Articles & Case Studies

ECS manages EA borehole maintenance in Shropshire

Posted: Wednesday 13th January 2016

The Shropshire Groundwater Scheme (SGS) has been developed to maintain the water levels in the River Severn by pumping water from surface and groundwater storage either directly into the Severn or one of its major tributaries. The contract for maintaining the pumping stations and the equipment within them has been awarded to ECS Engineering Services on a rolling 5 year contract.

The Environment Agency (EA) has a responsibility to maintain water levels within the River Severn and to balance the demands of abstractors with the ecological needs of the river. This task is accomplished by the largest groundwater regulation scheme in the UK and consists of groups of interconnected pumping stations that discharge water through a network of buried pipelines.

SGS is specifically designed for short term, intermittent pumping of between two and fifteen weeks per season, averaging two years out of every five. This operational model means that although the pumping stations are called in to action infrequently, when the call comes the station must perform reliably.

In order to achieve this constant state of readiness, the EA has employed one of its long-standing contractors, ECS Engineering Services, to carry out regular mechanical and electrical inspections and tests as well the necessary remedial work. Working to a planned schedule, the engineers visit each site in turn and compile a maintenance report that goes to build a profile for each station.

Steve Crapper, Business Development Manager at ECS, comments: “The Shropshire Groundwater Scheme comprises 45 borehole sites which contain 75 pumps and associated control equipment that require regular maintenance checks and remedial work. We work very closely with the EA providing regular updates as well as responding to call outs for faults that may occur at the live stations.”

Each maintenance team comprises one electrical and one mechanical engineer, both of whom are trained for confined space entry procedures as well as being fully qualified within their own disciplines. Safety while working is always a top priority and ECS ensures that all the necessary safety equipment is available and that training is kept up to date.

The pumps are run for 20 minutes every three months to check pumping efficiency and the proper operation of the non-return valves (NRVs). Electrical checks for insulation resistance and continuity are made every 6 months to assess the condition of the pump supply cable and motor windings. If these readings are approaching a predefined level, then the pump will be identified for lifting and any necessary remedial work.

As part of the regular inspections, the electrical engineer will also carry out a full inspection and test of the domestic circuits within the pumping station and issue a certificate which is valid for the next five years. Occasionally these tests will identify a fault that requires immediate attention and the engineers are equipped to remedy these situations. Any minor issues are recorded and scheduled for remedial action during the next visit.

Steve concludes: “Through this coordinated approach, ECS is able to deliver a comprehensive service that provides a regular maintenance programme as well as immediate operational support on site. In this way the EA is able to rely on the performance of the pumping stations and maintain the necessary water levels within the River Severn.”

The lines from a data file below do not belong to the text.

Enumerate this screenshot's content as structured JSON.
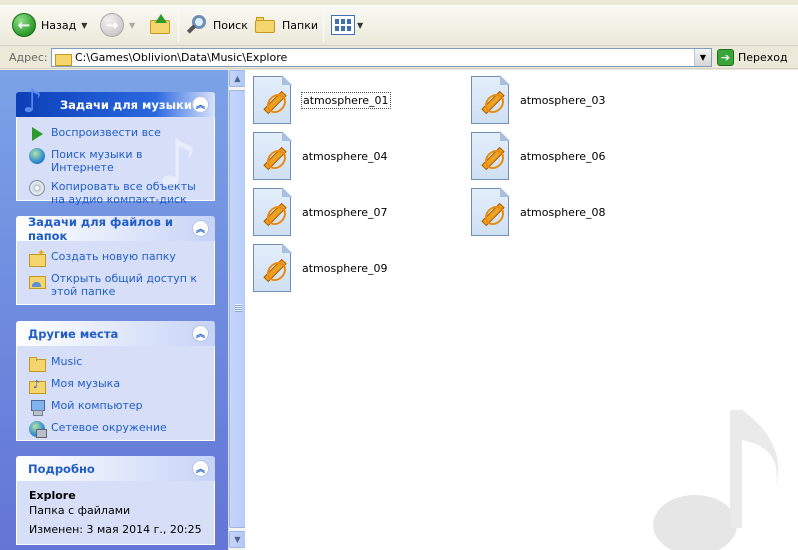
{
  "toolbar": {
    "back_label": "Назад",
    "search_label": "Поиск",
    "folders_label": "Папки"
  },
  "address": {
    "label": "Адрес:",
    "path": "C:\\Games\\Oblivion\\Data\\Music\\Explore",
    "go_label": "Переход"
  },
  "panels": {
    "music_tasks": {
      "title": "Задачи для музыки",
      "items": [
        "Воспроизвести все",
        "Поиск музыки в Интернете",
        "Копировать все объекты на аудио компакт-диск"
      ]
    },
    "file_tasks": {
      "title": "Задачи для файлов и папок",
      "items": [
        "Создать новую папку",
        "Открыть общий доступ к этой папке"
      ]
    },
    "other_places": {
      "title": "Другие места",
      "items": [
        "Music",
        "Моя музыка",
        "Мой компьютер",
        "Сетевое окружение"
      ]
    },
    "details": {
      "title": "Подробно",
      "name": "Explore",
      "type": "Папка с файлами",
      "modified": "Изменен: 3 мая 2014 г., 20:25"
    }
  },
  "files": [
    "atmosphere_01",
    "atmosphere_03",
    "atmosphere_04",
    "atmosphere_06",
    "atmosphere_07",
    "atmosphere_08",
    "atmosphere_09"
  ],
  "colors": {
    "task_pane_top": "#7ba2e7",
    "task_pane_bottom": "#6375d6",
    "link_blue": "#215dc6"
  }
}
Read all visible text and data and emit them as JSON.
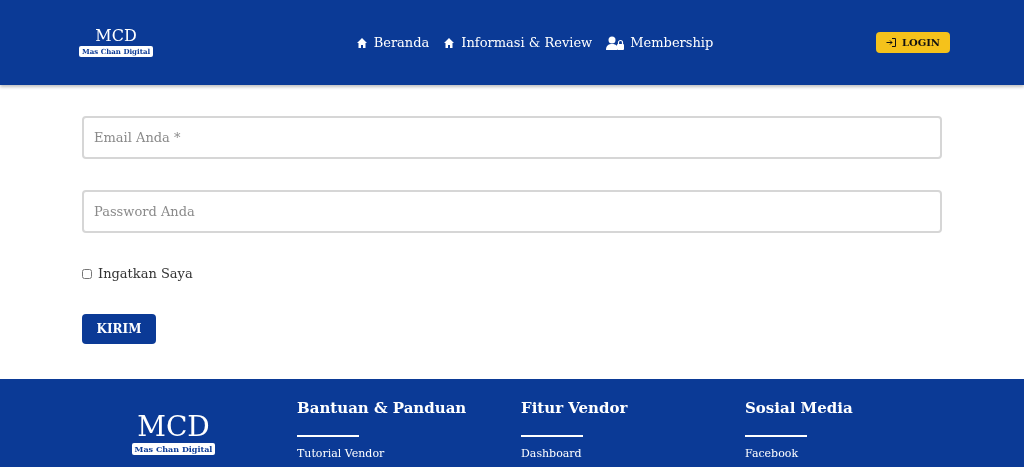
{
  "header": {
    "logo": {
      "title": "MCD",
      "subtitle": "Mas Chan Digital"
    },
    "nav": [
      {
        "label": "Beranda",
        "kind": "home"
      },
      {
        "label": "Informasi & Review",
        "kind": "home"
      },
      {
        "label": "Membership",
        "kind": "member"
      }
    ],
    "login_button": "LOGIN"
  },
  "form": {
    "email": {
      "placeholder": "Email Anda *"
    },
    "password": {
      "placeholder": "Password Anda"
    },
    "remember": {
      "label": "Ingatkan Saya",
      "checked": false
    },
    "submit": "KIRIM"
  },
  "footer": {
    "logo": {
      "title": "MCD",
      "subtitle": "Mas Chan Digital"
    },
    "columns": [
      {
        "heading": "Bantuan & Panduan",
        "links": [
          "Tutorial Vendor"
        ]
      },
      {
        "heading": "Fitur Vendor",
        "links": [
          "Dashboard"
        ]
      },
      {
        "heading": "Sosial Media",
        "links": [
          "Facebook"
        ]
      }
    ]
  }
}
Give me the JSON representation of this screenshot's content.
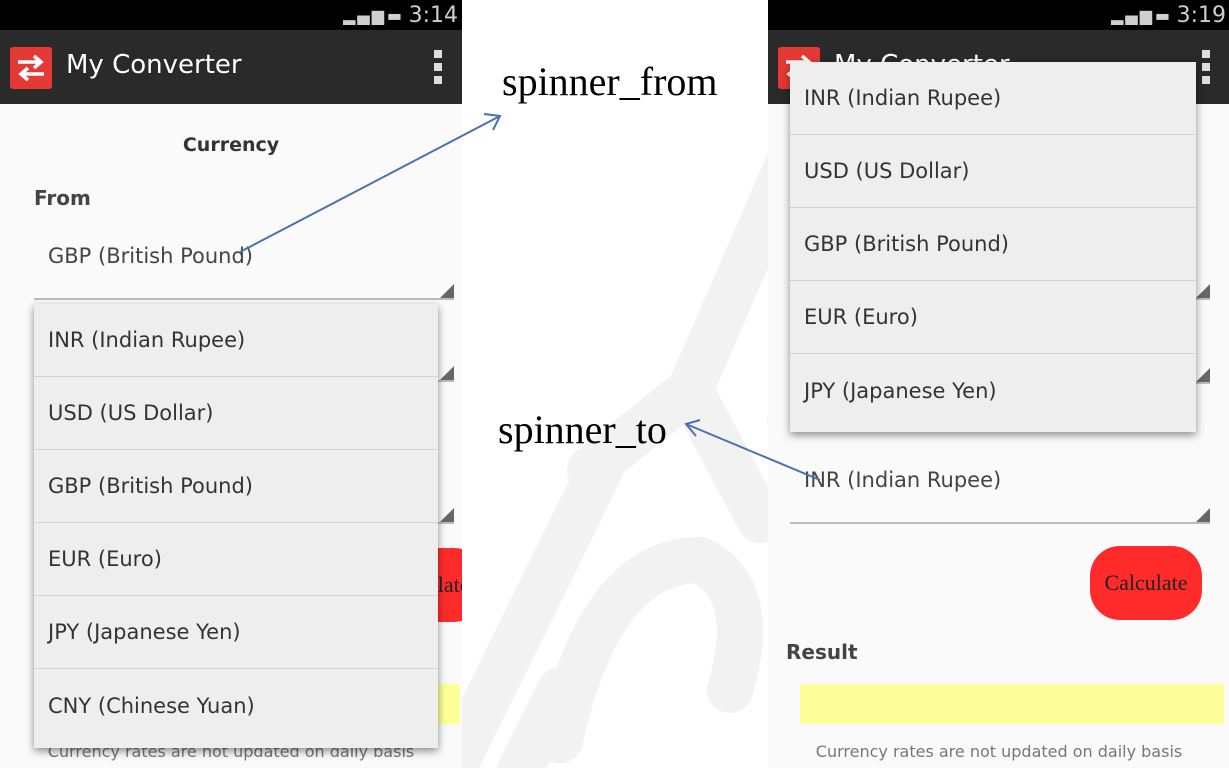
{
  "left_phone": {
    "status": {
      "time": "3:14"
    },
    "app_title": "My Converter",
    "section_title": "Currency",
    "from_label": "From",
    "from_value": "GBP (British Pound)",
    "calculate_label": "Calculate",
    "dropdown_items": [
      "INR (Indian Rupee)",
      "USD (US Dollar)",
      "GBP (British Pound)",
      "EUR (Euro)",
      "JPY (Japanese Yen)",
      "CNY (Chinese Yuan)"
    ],
    "footnote": "Currency rates are not updated on daily basis"
  },
  "right_phone": {
    "status": {
      "time": "3:19"
    },
    "app_title": "My Converter",
    "to_value": "INR (Indian Rupee)",
    "calculate_label": "Calculate",
    "result_label": "Result",
    "dropdown_items": [
      "INR (Indian Rupee)",
      "USD (US Dollar)",
      "GBP (British Pound)",
      "EUR (Euro)",
      "JPY (Japanese Yen)"
    ],
    "footnote": "Currency rates are not updated on daily basis"
  },
  "annotations": {
    "spinner_from": "spinner_from",
    "spinner_to": "spinner_to"
  },
  "colors": {
    "action_bar": "#2a2a2a",
    "app_icon": "#e53935",
    "calculate_button": "#ff2b2b",
    "result_box": "#ffff99",
    "arrow": "#4a72b0"
  },
  "icons": {
    "app": "swap-arrows-icon",
    "overflow": "overflow-menu-icon",
    "signal": "signal-icon",
    "battery": "battery-icon"
  }
}
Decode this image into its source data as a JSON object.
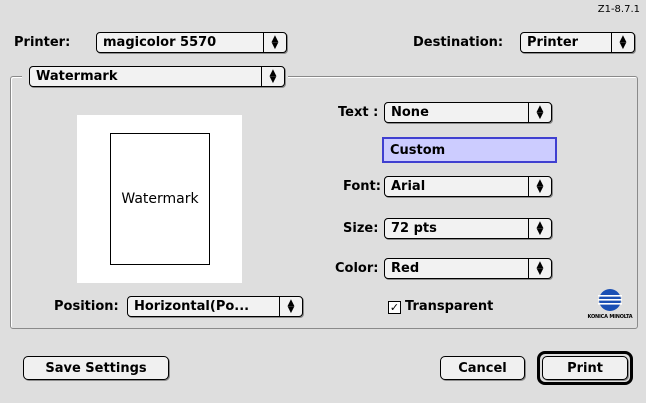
{
  "header": {
    "ref_code": "Z1-8.7.1",
    "printer_label": "Printer:",
    "printer_value": "magicolor 5570",
    "destination_label": "Destination:",
    "destination_value": "Printer"
  },
  "panel": {
    "section_value": "Watermark",
    "preview_text": "Watermark",
    "position_label": "Position:",
    "position_value": "Horizontal(Po...",
    "text_label": "Text :",
    "text_value": "None",
    "custom_text_value": "Custom",
    "font_label": "Font:",
    "font_value": "Arial",
    "size_label": "Size:",
    "size_value": "72 pts",
    "color_label": "Color:",
    "color_value": "Red",
    "transparent_label": "Transparent",
    "transparent_checked": true,
    "logo_text": "KONICA MINOLTA"
  },
  "footer": {
    "save_settings_label": "Save Settings",
    "cancel_label": "Cancel",
    "print_label": "Print"
  },
  "colors": {
    "window_bg": "#dedede",
    "text_field_bg": "#ccccff",
    "text_field_border": "#3f3fd0",
    "logo_blue": "#1a4fb4"
  }
}
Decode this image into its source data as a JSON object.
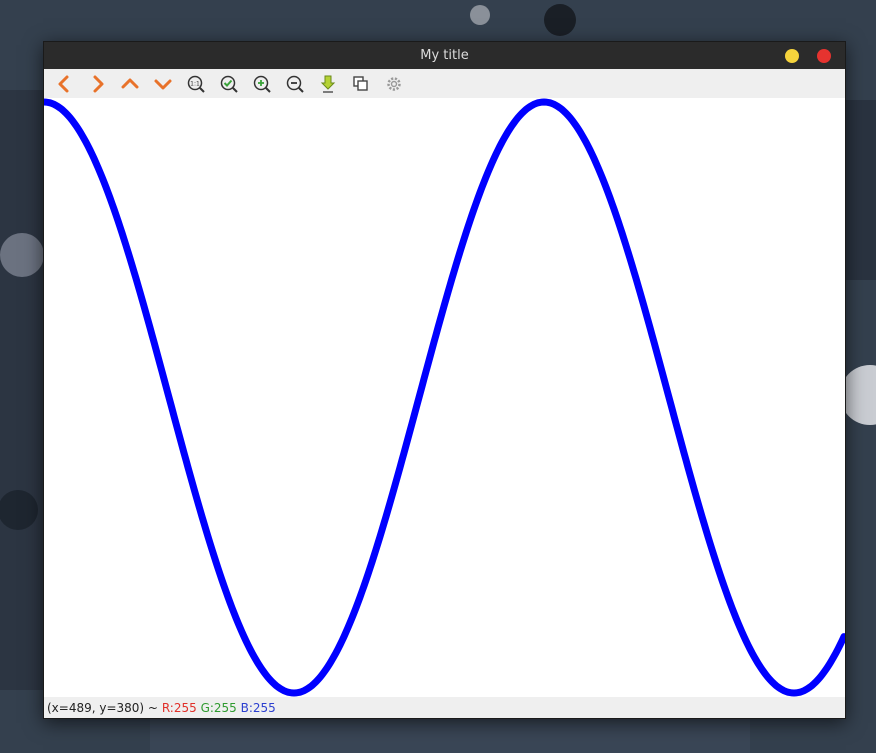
{
  "window": {
    "title": "My title"
  },
  "toolbar": {
    "buttons": [
      {
        "name": "pan-left",
        "icon": "chevron-left-icon"
      },
      {
        "name": "pan-right",
        "icon": "chevron-right-icon"
      },
      {
        "name": "pan-up",
        "icon": "chevron-up-icon"
      },
      {
        "name": "pan-down",
        "icon": "chevron-down-icon"
      },
      {
        "name": "zoom-original",
        "icon": "zoom-1to1-icon"
      },
      {
        "name": "zoom-fit",
        "icon": "zoom-check-icon"
      },
      {
        "name": "zoom-in",
        "icon": "zoom-in-icon"
      },
      {
        "name": "zoom-out",
        "icon": "zoom-out-icon"
      },
      {
        "name": "save",
        "icon": "download-arrow-icon"
      },
      {
        "name": "copy",
        "icon": "copy-icon"
      },
      {
        "name": "properties",
        "icon": "gear-icon"
      }
    ]
  },
  "status": {
    "coords": "(x=489, y=380) ~",
    "r": "R:255",
    "g": "G:255",
    "b": "B:255"
  },
  "plot": {
    "line_color": "#0000ff",
    "background": "#ffffff"
  },
  "colors": {
    "accent_orange": "#e8722a",
    "status_r": "#e0302a",
    "status_g": "#2f9a2f",
    "status_b": "#2c3fcf"
  }
}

Read the magazine online

August 2021

About the magazine »
Magazine archive »


Information for advertisers »

British Water Harvey Communications Pulsar Button June 13 Huber Cranfield University buttonwood marketing Water Aid wateractive
Pulsar New Banner